*** Begin section ***
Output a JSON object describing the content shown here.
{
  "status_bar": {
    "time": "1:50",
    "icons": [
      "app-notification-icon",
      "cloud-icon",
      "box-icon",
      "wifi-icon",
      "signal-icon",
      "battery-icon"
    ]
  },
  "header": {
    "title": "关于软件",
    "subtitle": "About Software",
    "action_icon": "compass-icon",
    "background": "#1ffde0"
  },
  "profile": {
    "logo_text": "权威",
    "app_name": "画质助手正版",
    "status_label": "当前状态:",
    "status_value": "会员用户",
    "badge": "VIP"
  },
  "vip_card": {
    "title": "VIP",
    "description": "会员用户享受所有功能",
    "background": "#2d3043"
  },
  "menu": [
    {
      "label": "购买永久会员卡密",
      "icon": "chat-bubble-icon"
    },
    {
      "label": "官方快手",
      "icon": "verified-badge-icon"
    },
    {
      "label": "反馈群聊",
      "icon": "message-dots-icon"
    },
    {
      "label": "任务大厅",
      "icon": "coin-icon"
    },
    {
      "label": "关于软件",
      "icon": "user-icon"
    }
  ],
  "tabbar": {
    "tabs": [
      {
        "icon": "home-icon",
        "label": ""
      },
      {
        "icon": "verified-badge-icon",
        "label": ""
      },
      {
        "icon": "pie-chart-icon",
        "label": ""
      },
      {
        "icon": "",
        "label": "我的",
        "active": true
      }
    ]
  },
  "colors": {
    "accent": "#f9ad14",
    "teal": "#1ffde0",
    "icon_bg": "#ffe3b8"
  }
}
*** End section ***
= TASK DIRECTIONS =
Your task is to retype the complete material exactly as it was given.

= EXERCISE ANSWER =
Output a JSON object describing the content shown here.
{
  "status_bar": {
    "time": "1:50",
    "icons": [
      "app-notification-icon",
      "cloud-icon",
      "box-icon",
      "wifi-icon",
      "signal-icon",
      "battery-icon"
    ]
  },
  "header": {
    "title": "关于软件",
    "subtitle": "About Software",
    "action_icon": "compass-icon",
    "background": "#1ffde0"
  },
  "profile": {
    "logo_text": "权威",
    "app_name": "画质助手正版",
    "status_label": "当前状态:",
    "status_value": "会员用户",
    "badge": "VIP"
  },
  "vip_card": {
    "title": "VIP",
    "description": "会员用户享受所有功能",
    "background": "#2d3043"
  },
  "menu": [
    {
      "label": "购买永久会员卡密",
      "icon": "chat-bubble-icon"
    },
    {
      "label": "官方快手",
      "icon": "verified-badge-icon"
    },
    {
      "label": "反馈群聊",
      "icon": "message-dots-icon"
    },
    {
      "label": "任务大厅",
      "icon": "coin-icon"
    },
    {
      "label": "关于软件",
      "icon": "user-icon"
    }
  ],
  "tabbar": {
    "tabs": [
      {
        "icon": "home-icon",
        "label": ""
      },
      {
        "icon": "verified-badge-icon",
        "label": ""
      },
      {
        "icon": "pie-chart-icon",
        "label": ""
      },
      {
        "icon": "",
        "label": "我的",
        "active": true
      }
    ]
  },
  "colors": {
    "accent": "#f9ad14",
    "teal": "#1ffde0",
    "icon_bg": "#ffe3b8"
  }
}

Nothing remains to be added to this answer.